A once-popular myth-that Indiana homeschoolers must "register" with the department of education-has resurfaced. In late September, a social worker asked a Richmond-area Home School Legal Defense Association member family to come to her office. "Failure to keep this appointment could result in your case being referred to our attorney for possible legal action," her letter warned.

The family immediately contacted HSLDA for assistance. First, we advised the family to send a letter to the social worker authorizing her to talk to us. Then we called the official and learned the sole allegation against the family: a claim that the children were neither in school nor "registered."

Five days after the family received the social worker's letter, Vagas Ferguson, an attendance liaison with Richmond Community Schools, came to the home and handed the parents a letter demanding that the family submit a notice of intent to provide home instruction and "register" with the state department of education. The letter stated,

In the past you may not have had to complete these forms and submit them. But the state now requires that a school district have families provide this information each school year if they intend to educate their children at home.
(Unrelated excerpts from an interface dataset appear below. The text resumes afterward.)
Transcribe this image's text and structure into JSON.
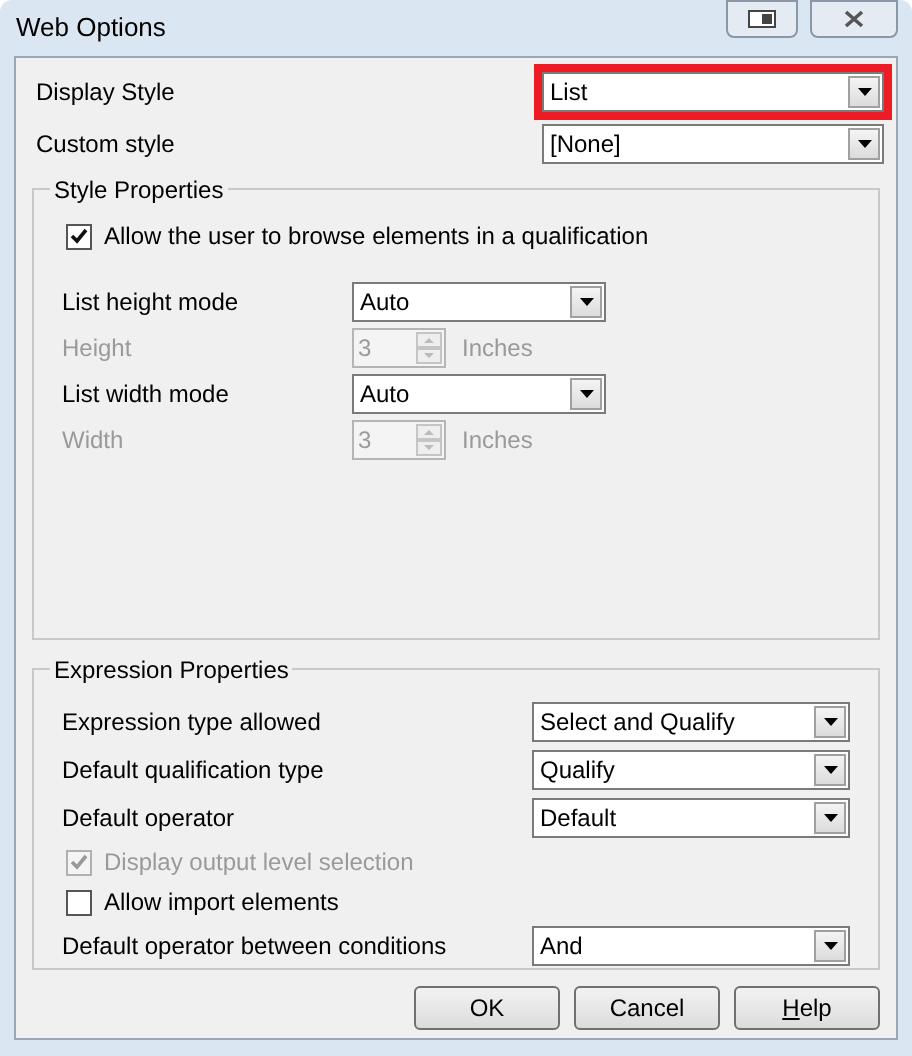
{
  "window": {
    "title": "Web Options"
  },
  "top_fields": [
    {
      "label": "Display Style",
      "value": "List",
      "highlighted": true
    },
    {
      "label": "Custom style",
      "value": "[None]",
      "highlighted": false
    }
  ],
  "style_properties": {
    "title": "Style Properties",
    "browse_checkbox": {
      "label": "Allow the user to browse elements in a qualification",
      "checked": true,
      "disabled": false
    },
    "rows": [
      {
        "kind": "combo",
        "label": "List height mode",
        "value": "Auto",
        "disabled": false
      },
      {
        "kind": "spin",
        "label": "Height",
        "value": "3",
        "unit": "Inches",
        "disabled": true
      },
      {
        "kind": "combo",
        "label": "List width mode",
        "value": "Auto",
        "disabled": false
      },
      {
        "kind": "spin",
        "label": "Width",
        "value": "3",
        "unit": "Inches",
        "disabled": true
      }
    ]
  },
  "expression_properties": {
    "title": "Expression Properties",
    "rows": [
      {
        "kind": "combo",
        "label": "Expression type allowed",
        "value": "Select and Qualify"
      },
      {
        "kind": "combo",
        "label": "Default qualification type",
        "value": "Qualify"
      },
      {
        "kind": "combo",
        "label": "Default operator",
        "value": "Default"
      },
      {
        "kind": "checkbox",
        "label": "Display output level selection",
        "checked": true,
        "disabled": true
      },
      {
        "kind": "checkbox",
        "label": "Allow import elements",
        "checked": false,
        "disabled": false
      },
      {
        "kind": "combo",
        "label": "Default operator between conditions",
        "value": "And"
      }
    ]
  },
  "buttons": [
    {
      "label": "OK",
      "mnemonic_first": false
    },
    {
      "label": "Cancel",
      "mnemonic_first": false
    },
    {
      "label": "Help",
      "mnemonic_first": true
    }
  ]
}
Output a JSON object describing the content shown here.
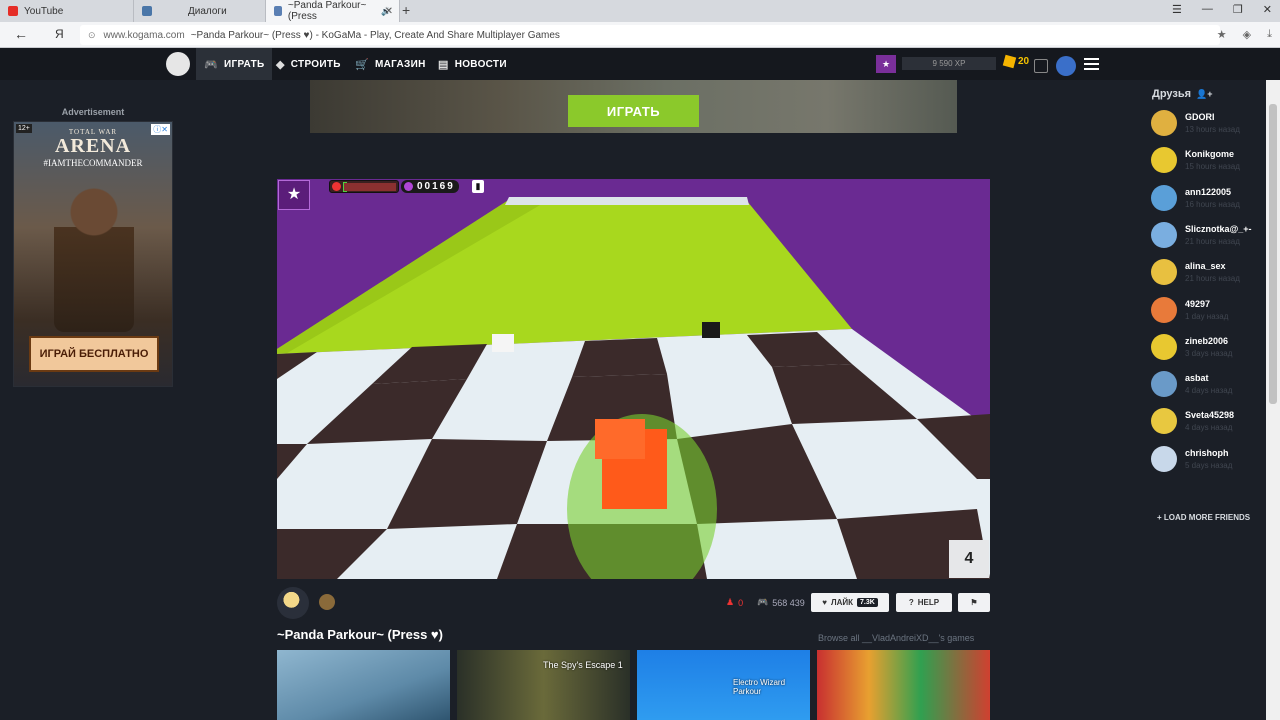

HSLDA has written letters to the social worker and the attendance liaison explaining that the family is in full compliance with Indiana compulsory education law. Neither a notice of intent nor "registration" is required under state law.

For years, HSLDA has battled to convince local prosecutors, truant officers, and social workers of the seemingly obvious fact that state law does not require homeschool families to "register." For a time, even the Indiana Department of Education referred to "registration" on its website.

We need your help to ensure that the myth of registration remains dead and buried. If you hear anyone refer to it, please explain that Indiana law does not require homeschoolers to "register." If we allow the myth to linger, one day we may find ourselves facing legislators who want to turn the myth into reality. You can help protect homeschool liberty in Indiana by understanding and exercising your rights and by informing others.

— Scott A. Woodruff